10 Charged In Scott County Drug Ring Linked To HIV Epidemic

Ten people were indicted last week on drug charges in Scott County, U.S. District Attorney Josh Minkler said.

The announcement, made Friday afternoon, came hours after federal, state and local authorities broke up a Scott County drug ring, which authorities said dealt in methamphetamine and the prescription painkiller Opana.

“Scott County was targeted by an organization with the goal of infesting that community with drugs like prescription painkiller Opana and methamphetamine … This became an epidemic,” Minkler said.  Local, state and federal investigators cooperated in the investigation. “Today, I am pleased to announce that the organization has been dismantled but this is only a start; one aspect of a bigger solution,” Minkler said.

According to the federal prosecutor, Bennito ‘Benny’ Rodriguez, 38, and his wife, Brooklynn Mack, 29, both of Scottsburg, were leaders of the ring accused with supplying Opana and methamphetamine to Scott County residents. Drug Enforcement Administration officers in Indianapolis said, Rodriguez and Mack would get the drugs from sources in Louisville, Indianapolis and Detroit.

The remaining 8 indicted and on drug charges including conspiracy to distribute and distribution of a controlled substance:

  • Rashawn ‘Ray’ A. Vaughn, 41, of Louisville.
  • Eric L. Gude, 36, of Indianapolis.
  • Rashaan ‘Phil’ S. Perkins, 21, of Detroit.
  • Anthony L. Hardy, 39, of Indianapolis.
  • James D. Haney, 56, of Austin.
  • Justin ‘Booger’ M. Roberts, 38, of Austin.
  • Travis D. Brock, 34 of Scottsburg.
  • Michael A. Doyle, 38 of Scottsburg.

Seven of the 10 had been incarcerated in Scott County Jail by Friday. All were remanded into federal custody in Indianapolis Friday evening where they remain incarcerated with no bond.

Defendants in the case could face 10 years to life in prison if convicted, authorities said.

Law enforcement officials said Opana typically sells for up to $160 per pill and can be dissolved and injected by up to four people.

Nearby Austin in Scott County was the epicenter of a public health crisis last year, when the number of people diagnosed HIV positive rose to more than 150. Officials tied the outbreak to Opana, and needle sharing among drug users. According to authorities, Scott County has seen 188 cases of HIV in the last 13 months.

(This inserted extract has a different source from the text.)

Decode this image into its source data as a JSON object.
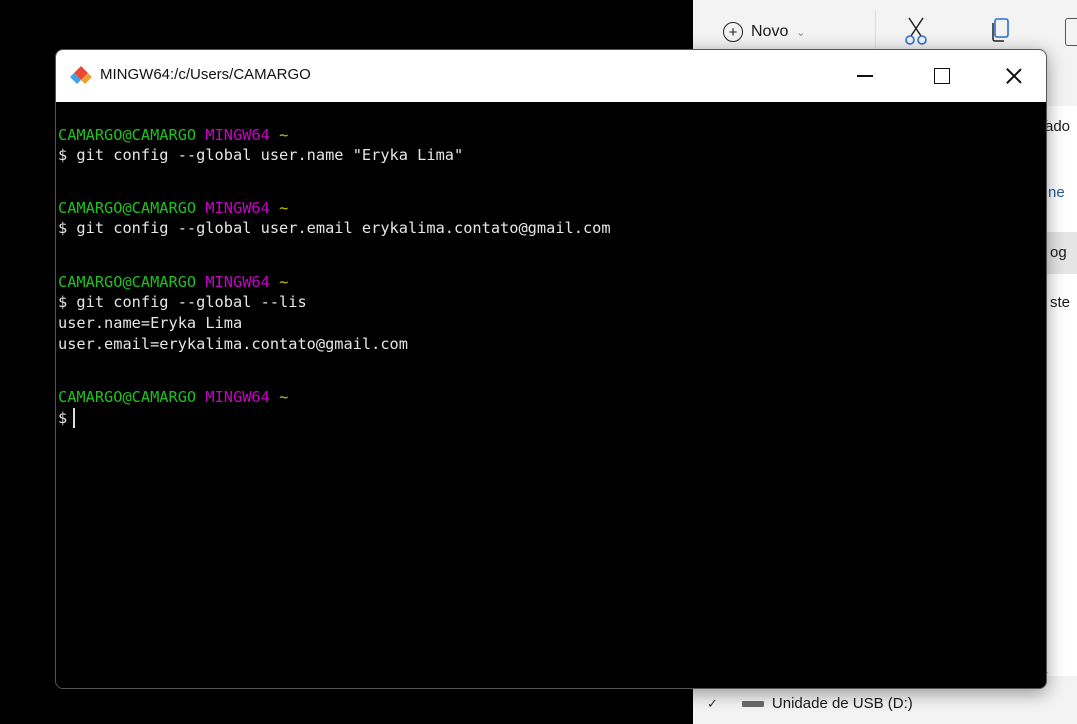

The outbreak brought national attention to Scott County. and sparked action from counties and cities in the region. Both Scott and Clark Counties gained approval for a needle exchange program and both counties received a state grant to help pay for first responders to carry a nasal heroin overdose antidote.

“This should be an indication to drug dealers throughout the county that our law enforcement agencies are working together to get drugs off our streets,” Scott County Sheriff Dan McClain said.